I love feeling as if I’m floating with the only certainty being my relationship with and in my Father God. I am safe. I am blessed. I am lavishly cherished, as Graham Cooke might say. I am being brought into infinite prosperity. I am led to lay up all of my treasures in Father’s Heaven where they’re available forever (Matthew 6:19-21). My sense of feeling as if my life is floating is grounded in my complete trust in Father, in His infinite, divine, and lavish love for me, and in my relational faith with Him.

The grieving of change and of adversity are all opportunities just waiting to be planted in my ploughed up life where, under the care of my Father God, they will blossom and bear fruit of unknown consequence forever and ever.

Amen ~


Art From the Inside Out

Esther-01

“Esther” – Mixed-Media / 8.5 x 11 / Acrilycs, Color Pencil on Cardstock / (c)2013 Lewis M. Curtiss jr~

In my on-going creative life as a faith-driven artist, I’ve come to know that any art I make is the direct outgrowth of my relationship in Father God. Father and I co-labor in the creative process and, together, we birth creative expression. Without my deep, abiding, loving relationship in Him, my art would be a mere object, an artifact, to be sold in the marketplace of the world. It would lack any attributes of either Father, or myself.

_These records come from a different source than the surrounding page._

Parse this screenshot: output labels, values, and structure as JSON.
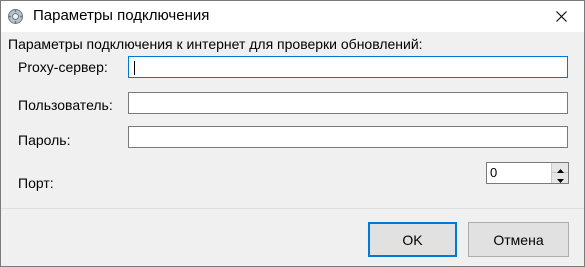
{
  "window": {
    "title": "Параметры подключения",
    "icon": "gear-globe-icon",
    "close_icon": "close-icon"
  },
  "group": {
    "caption": "Параметры подключения к интернет для проверки обновлений:"
  },
  "fields": {
    "proxy": {
      "label": "Proxy-сервер:",
      "value": ""
    },
    "user": {
      "label": "Пользователь:",
      "value": ""
    },
    "password": {
      "label": "Пароль:",
      "value": ""
    },
    "port": {
      "label": "Порт:",
      "value": "0"
    }
  },
  "buttons": {
    "ok": "OK",
    "cancel": "Отмена"
  },
  "colors": {
    "accent": "#0078d7",
    "background": "#f0f0f0",
    "button": "#e1e1e1"
  }
}
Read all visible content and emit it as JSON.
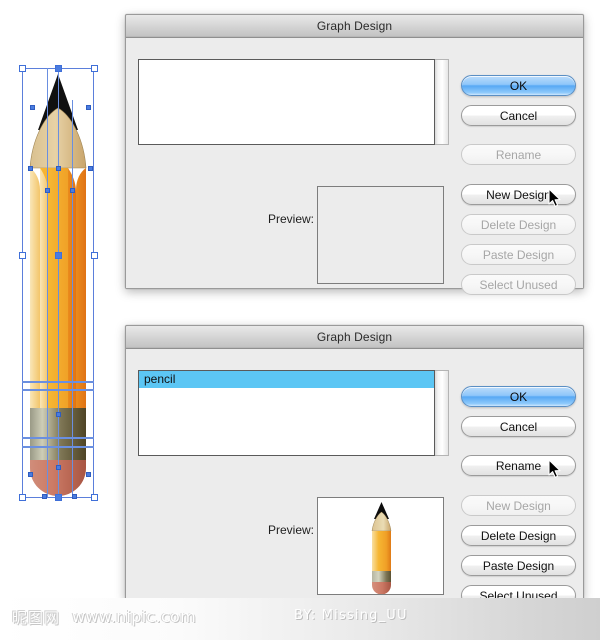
{
  "window": {
    "title": "Graph Design"
  },
  "dialog1": {
    "title": "Graph Design",
    "listbox": {
      "items": [],
      "scrollbar": "vertical-scrollbar"
    },
    "preview": {
      "label": "Preview:",
      "content": ""
    },
    "buttons": [
      {
        "label": "OK",
        "state": "default",
        "name": "ok-button"
      },
      {
        "label": "Cancel",
        "state": "enabled",
        "name": "cancel-button"
      },
      {
        "label": "Rename",
        "state": "disabled",
        "name": "rename-button"
      },
      {
        "label": "New Design",
        "state": "enabled",
        "name": "new-design-button"
      },
      {
        "label": "Delete Design",
        "state": "disabled",
        "name": "delete-design-button"
      },
      {
        "label": "Paste Design",
        "state": "disabled",
        "name": "paste-design-button"
      },
      {
        "label": "Select Unused",
        "state": "disabled",
        "name": "select-unused-button"
      }
    ],
    "cursor_over": "New Design"
  },
  "dialog2": {
    "title": "Graph Design",
    "listbox": {
      "items": [
        "pencil"
      ],
      "selected": "pencil",
      "selection_color": "#5cc6f4",
      "scrollbar": "vertical-scrollbar"
    },
    "preview": {
      "label": "Preview:",
      "content": "pencil-thumbnail"
    },
    "buttons": [
      {
        "label": "OK",
        "state": "default",
        "name": "ok-button"
      },
      {
        "label": "Cancel",
        "state": "enabled",
        "name": "cancel-button"
      },
      {
        "label": "Rename",
        "state": "enabled",
        "name": "rename-button"
      },
      {
        "label": "New Design",
        "state": "disabled",
        "name": "new-design-button"
      },
      {
        "label": "Delete Design",
        "state": "enabled",
        "name": "delete-design-button"
      },
      {
        "label": "Paste Design",
        "state": "enabled",
        "name": "paste-design-button"
      },
      {
        "label": "Select Unused",
        "state": "enabled",
        "name": "select-unused-button"
      }
    ],
    "cursor_over": "Rename"
  },
  "artwork": {
    "name": "pencil-illustration",
    "selected": true,
    "colors": {
      "tip": "#121212",
      "wood_light": "#e3cfa4",
      "wood_dark": "#c9a468",
      "body_light": "#f7d58b",
      "body_mid": "#f0a02a",
      "body_dark": "#e07a18",
      "ferrule_light": "#b9b9a0",
      "ferrule_dark": "#5d5434",
      "eraser": "#c9705c",
      "selection": "#4a7ce0"
    }
  },
  "watermark": {
    "logo": "昵图网",
    "url": "www.nipic.com",
    "credit": "BY: Missing_UU"
  }
}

I’ve come to understand that, in my work as a faith-driven artist, I need to work creatively from the inside out. The art I make is fully reliant upon my relationship with Father God, not on my skills, not on my ideas. Just as relational-faith works from the gate of First Love, from the inside going outward, so must I as a faith-driven artist. This spiritual direction is in stark contrast to the teachings of the spirit of religion, which says that we’re to work on the outside first and then move inward.

The spirit of religion is concerned most with behavior, just as the world is. Theologists taught me that I need to work on my spiritual actions and attitudes before I am acceptable to God and the church. Conduct, behavior, and beliefs become of first importance, perhaps even idolized. But in relational-faith, Father teaches me that the attitude of my heart is of first importance, and that conduct, behavior, and beliefs will follow as a result of my healing, growth, and wholeness. If I begin from within, in His Presence, all else, in living as Jesus does, follows.

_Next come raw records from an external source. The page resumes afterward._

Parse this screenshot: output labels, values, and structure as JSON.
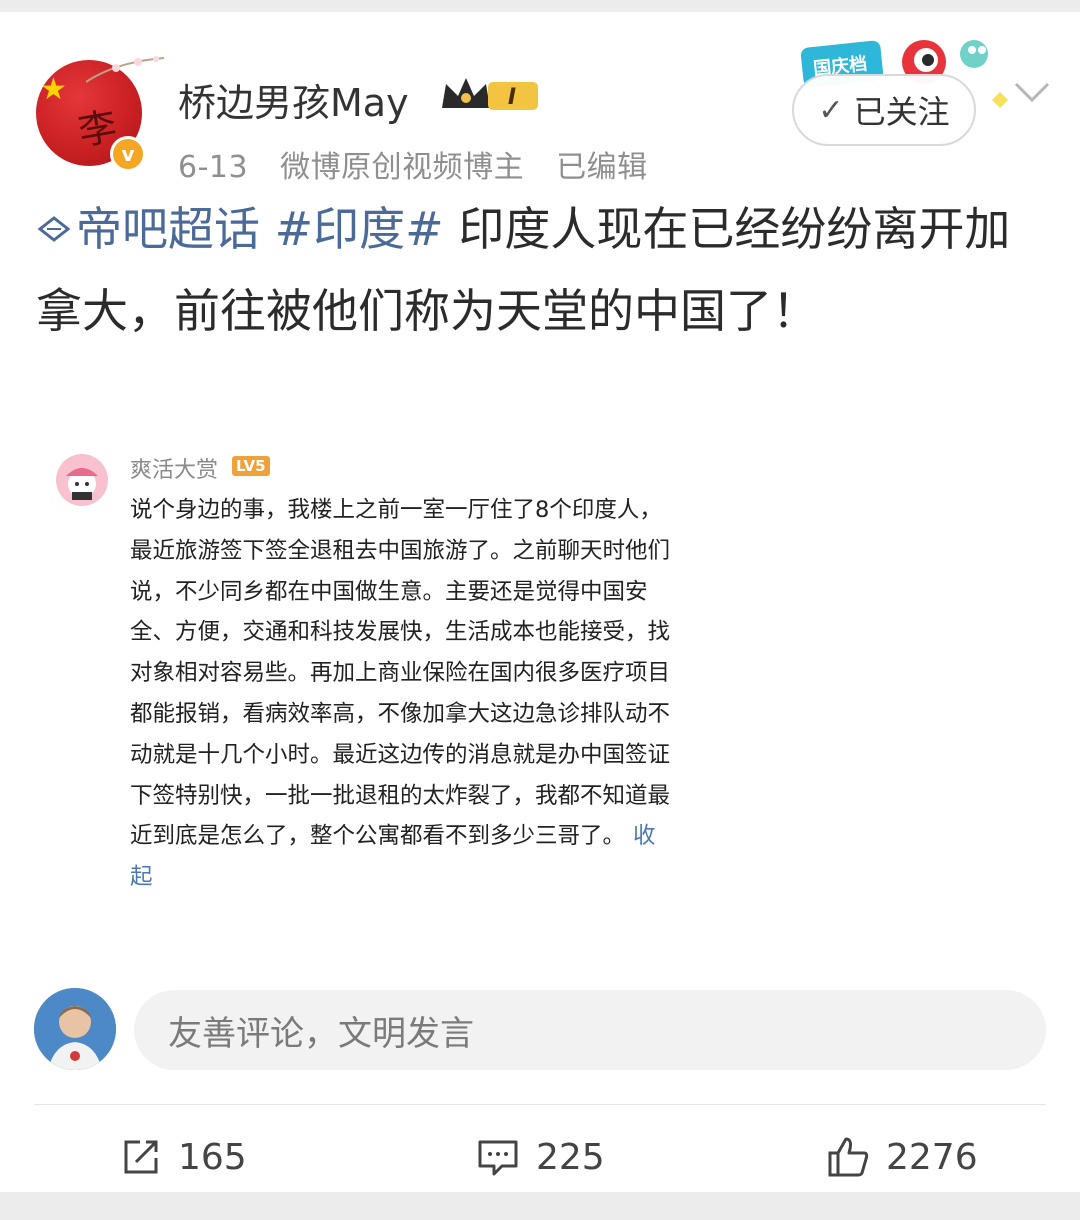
{
  "header": {
    "username": "桥边男孩May",
    "vip_level": "I",
    "date": "6-13",
    "role": "微博原创视频博主",
    "edited": "已编辑",
    "follow_label": "已关注",
    "deco_label": "国庆档",
    "avatar_seal": "李"
  },
  "post": {
    "supertopic": "帝吧超话",
    "hashtag": "#印度#",
    "text": "印度人现在已经纷纷离开加拿大，前往被他们称为天堂的中国了！"
  },
  "embedded": {
    "name": "爽活大赏",
    "level": "LV5",
    "body": "说个身边的事，我楼上之前一室一厅住了8个印度人，最近旅游签下签全退租去中国旅游了。之前聊天时他们说，不少同乡都在中国做生意。主要还是觉得中国安全、方便，交通和科技发展快，生活成本也能接受，找对象相对容易些。再加上商业保险在国内很多医疗项目都能报销，看病效率高，不像加拿大这边急诊排队动不动就是十几个小时。最近这边传的消息就是办中国签证下签特别快，一批一批退租的太炸裂了，我都不知道最近到底是怎么了，整个公寓都看不到多少三哥了。",
    "collapse_label": "收起"
  },
  "comment": {
    "placeholder": "友善评论，文明发言"
  },
  "actions": {
    "reposts": "165",
    "comments": "225",
    "likes": "2276"
  },
  "colors": {
    "topic_blue": "#4b6a98",
    "link_blue": "#4a79b5",
    "badge_orange": "#f5a623"
  }
}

Author and teacher, Ian Clayton teaches this reality in his work on our spiritual gates (see recommended reading below). We begin with our first gate, the gate of our First Love – Father / Son / Holy Spirit. We begin with our relationship with Father, in Father, dwelling in His Presence. If my art is going to be driven by my faith, and not a mere product of my life in this world; if it’s going to be formed and birthed by my relationship in Him, then this is where I must begin.

It’s something of a marriage, Father and me. In as much as husband and wife, in their love, birth a life together, so Father and I birth art together. The life which is born of marriage, a child, carries genetic attributes of its mother and father. In the same way, our art, Father’s and mine, is imbued and endowed with attributes of both of us with what you might call our spiritual DNA.

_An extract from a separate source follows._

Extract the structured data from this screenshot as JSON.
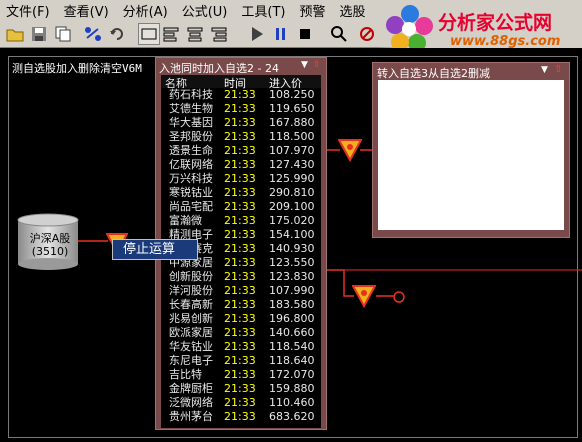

Madeleine L’Engle put it this way in her masterwork, Walking On Water: Reflections on Faith and Art when she said, The artist is a servant who is willing to be a birthgiver. In a very real sense the artist (male or female) should be like Mary who, when the angel told her that she was to bear the Messiah, was obedient to the command.” pg18. She says much more, but that’s the heart of the idea. My faith-driven art is the direct result of the depth, richness, and qualities of my intimate spiritual relationship in Father God, and that relationship begins at the deepest level, at the Gate of First Love.

Recommended reading;

1 – “Gateways of the Threefold Nature of Man”, by Ian Clayton.

2 – “Walking On Water: Reflections on Faith and Art”, by Madeleine L’Engle.